━━━━━ Provided records ━━━━━

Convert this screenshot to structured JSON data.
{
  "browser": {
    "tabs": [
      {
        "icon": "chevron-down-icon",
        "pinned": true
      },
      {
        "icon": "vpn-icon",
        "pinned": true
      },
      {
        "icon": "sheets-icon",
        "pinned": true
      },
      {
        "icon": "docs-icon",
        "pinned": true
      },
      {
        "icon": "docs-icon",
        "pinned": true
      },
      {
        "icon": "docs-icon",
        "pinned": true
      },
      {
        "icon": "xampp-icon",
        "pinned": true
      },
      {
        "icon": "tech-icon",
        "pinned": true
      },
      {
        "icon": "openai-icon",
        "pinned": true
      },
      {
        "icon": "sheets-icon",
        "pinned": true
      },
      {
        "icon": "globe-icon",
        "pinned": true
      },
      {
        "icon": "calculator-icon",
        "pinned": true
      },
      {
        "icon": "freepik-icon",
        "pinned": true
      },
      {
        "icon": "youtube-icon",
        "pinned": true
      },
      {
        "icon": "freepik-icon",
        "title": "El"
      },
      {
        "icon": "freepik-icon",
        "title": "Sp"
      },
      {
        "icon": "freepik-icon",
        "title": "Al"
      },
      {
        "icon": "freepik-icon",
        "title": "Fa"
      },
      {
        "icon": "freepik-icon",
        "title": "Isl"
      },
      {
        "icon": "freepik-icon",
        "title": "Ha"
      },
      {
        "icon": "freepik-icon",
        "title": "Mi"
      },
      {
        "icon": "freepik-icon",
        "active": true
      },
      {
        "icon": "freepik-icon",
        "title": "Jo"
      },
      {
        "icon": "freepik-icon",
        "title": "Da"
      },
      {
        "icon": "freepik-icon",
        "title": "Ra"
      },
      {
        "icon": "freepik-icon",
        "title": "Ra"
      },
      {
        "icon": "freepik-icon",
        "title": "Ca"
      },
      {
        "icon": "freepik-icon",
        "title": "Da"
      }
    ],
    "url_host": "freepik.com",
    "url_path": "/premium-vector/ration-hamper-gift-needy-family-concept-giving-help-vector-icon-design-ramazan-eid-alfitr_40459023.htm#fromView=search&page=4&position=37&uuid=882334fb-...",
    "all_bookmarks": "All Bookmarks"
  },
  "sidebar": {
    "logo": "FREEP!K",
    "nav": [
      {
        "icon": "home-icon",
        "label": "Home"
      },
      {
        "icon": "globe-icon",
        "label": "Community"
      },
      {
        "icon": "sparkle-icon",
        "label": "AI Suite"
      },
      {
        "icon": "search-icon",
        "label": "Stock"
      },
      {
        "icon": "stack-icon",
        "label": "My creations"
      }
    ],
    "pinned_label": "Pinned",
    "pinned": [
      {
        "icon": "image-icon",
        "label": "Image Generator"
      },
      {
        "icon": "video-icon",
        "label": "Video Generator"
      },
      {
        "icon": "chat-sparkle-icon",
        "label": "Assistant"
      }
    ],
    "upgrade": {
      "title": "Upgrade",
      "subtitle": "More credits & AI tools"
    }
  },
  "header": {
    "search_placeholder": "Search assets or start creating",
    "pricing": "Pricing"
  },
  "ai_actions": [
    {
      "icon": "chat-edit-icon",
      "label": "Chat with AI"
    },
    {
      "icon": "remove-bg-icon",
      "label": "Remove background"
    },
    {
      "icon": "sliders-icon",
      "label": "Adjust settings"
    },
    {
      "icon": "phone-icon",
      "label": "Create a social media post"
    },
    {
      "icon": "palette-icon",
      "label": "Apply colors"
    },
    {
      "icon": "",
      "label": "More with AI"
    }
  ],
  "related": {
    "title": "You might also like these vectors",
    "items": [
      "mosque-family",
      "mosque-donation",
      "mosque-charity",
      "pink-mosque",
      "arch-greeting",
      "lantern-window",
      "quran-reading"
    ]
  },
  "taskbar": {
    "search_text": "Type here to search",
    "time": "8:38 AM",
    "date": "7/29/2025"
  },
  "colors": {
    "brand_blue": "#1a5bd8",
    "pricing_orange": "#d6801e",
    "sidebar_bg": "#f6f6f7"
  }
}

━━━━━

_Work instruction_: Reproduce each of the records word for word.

_Answer space_:
Convert this screenshot to structured JSON data.
{
  "browser": {
    "tabs": [
      {
        "icon": "chevron-down-icon",
        "pinned": true
      },
      {
        "icon": "vpn-icon",
        "pinned": true
      },
      {
        "icon": "sheets-icon",
        "pinned": true
      },
      {
        "icon": "docs-icon",
        "pinned": true
      },
      {
        "icon": "docs-icon",
        "pinned": true
      },
      {
        "icon": "docs-icon",
        "pinned": true
      },
      {
        "icon": "xampp-icon",
        "pinned": true
      },
      {
        "icon": "tech-icon",
        "pinned": true
      },
      {
        "icon": "openai-icon",
        "pinned": true
      },
      {
        "icon": "sheets-icon",
        "pinned": true
      },
      {
        "icon": "globe-icon",
        "pinned": true
      },
      {
        "icon": "calculator-icon",
        "pinned": true
      },
      {
        "icon": "freepik-icon",
        "pinned": true
      },
      {
        "icon": "youtube-icon",
        "pinned": true
      },
      {
        "icon": "freepik-icon",
        "title": "El"
      },
      {
        "icon": "freepik-icon",
        "title": "Sp"
      },
      {
        "icon": "freepik-icon",
        "title": "Al"
      },
      {
        "icon": "freepik-icon",
        "title": "Fa"
      },
      {
        "icon": "freepik-icon",
        "title": "Isl"
      },
      {
        "icon": "freepik-icon",
        "title": "Ha"
      },
      {
        "icon": "freepik-icon",
        "title": "Mi"
      },
      {
        "icon": "freepik-icon",
        "active": true
      },
      {
        "icon": "freepik-icon",
        "title": "Jo"
      },
      {
        "icon": "freepik-icon",
        "title": "Da"
      },
      {
        "icon": "freepik-icon",
        "title": "Ra"
      },
      {
        "icon": "freepik-icon",
        "title": "Ra"
      },
      {
        "icon": "freepik-icon",
        "title": "Ca"
      },
      {
        "icon": "freepik-icon",
        "title": "Da"
      }
    ],
    "url_host": "freepik.com",
    "url_path": "/premium-vector/ration-hamper-gift-needy-family-concept-giving-help-vector-icon-design-ramazan-eid-alfitr_40459023.htm#fromView=search&page=4&position=37&uuid=882334fb-...",
    "all_bookmarks": "All Bookmarks"
  },
  "sidebar": {
    "logo": "FREEP!K",
    "nav": [
      {
        "icon": "home-icon",
        "label": "Home"
      },
      {
        "icon": "globe-icon",
        "label": "Community"
      },
      {
        "icon": "sparkle-icon",
        "label": "AI Suite"
      },
      {
        "icon": "search-icon",
        "label": "Stock"
      },
      {
        "icon": "stack-icon",
        "label": "My creations"
      }
    ],
    "pinned_label": "Pinned",
    "pinned": [
      {
        "icon": "image-icon",
        "label": "Image Generator"
      },
      {
        "icon": "video-icon",
        "label": "Video Generator"
      },
      {
        "icon": "chat-sparkle-icon",
        "label": "Assistant"
      }
    ],
    "upgrade": {
      "title": "Upgrade",
      "subtitle": "More credits & AI tools"
    }
  },
  "header": {
    "search_placeholder": "Search assets or start creating",
    "pricing": "Pricing"
  },
  "ai_actions": [
    {
      "icon": "chat-edit-icon",
      "label": "Chat with AI"
    },
    {
      "icon": "remove-bg-icon",
      "label": "Remove background"
    },
    {
      "icon": "sliders-icon",
      "label": "Adjust settings"
    },
    {
      "icon": "phone-icon",
      "label": "Create a social media post"
    },
    {
      "icon": "palette-icon",
      "label": "Apply colors"
    },
    {
      "icon": "",
      "label": "More with AI"
    }
  ],
  "related": {
    "title": "You might also like these vectors",
    "items": [
      "mosque-family",
      "mosque-donation",
      "mosque-charity",
      "pink-mosque",
      "arch-greeting",
      "lantern-window",
      "quran-reading"
    ]
  },
  "taskbar": {
    "search_text": "Type here to search",
    "time": "8:38 AM",
    "date": "7/29/2025"
  },
  "colors": {
    "brand_blue": "#1a5bd8",
    "pricing_orange": "#d6801e",
    "sidebar_bg": "#f6f6f7"
  }
}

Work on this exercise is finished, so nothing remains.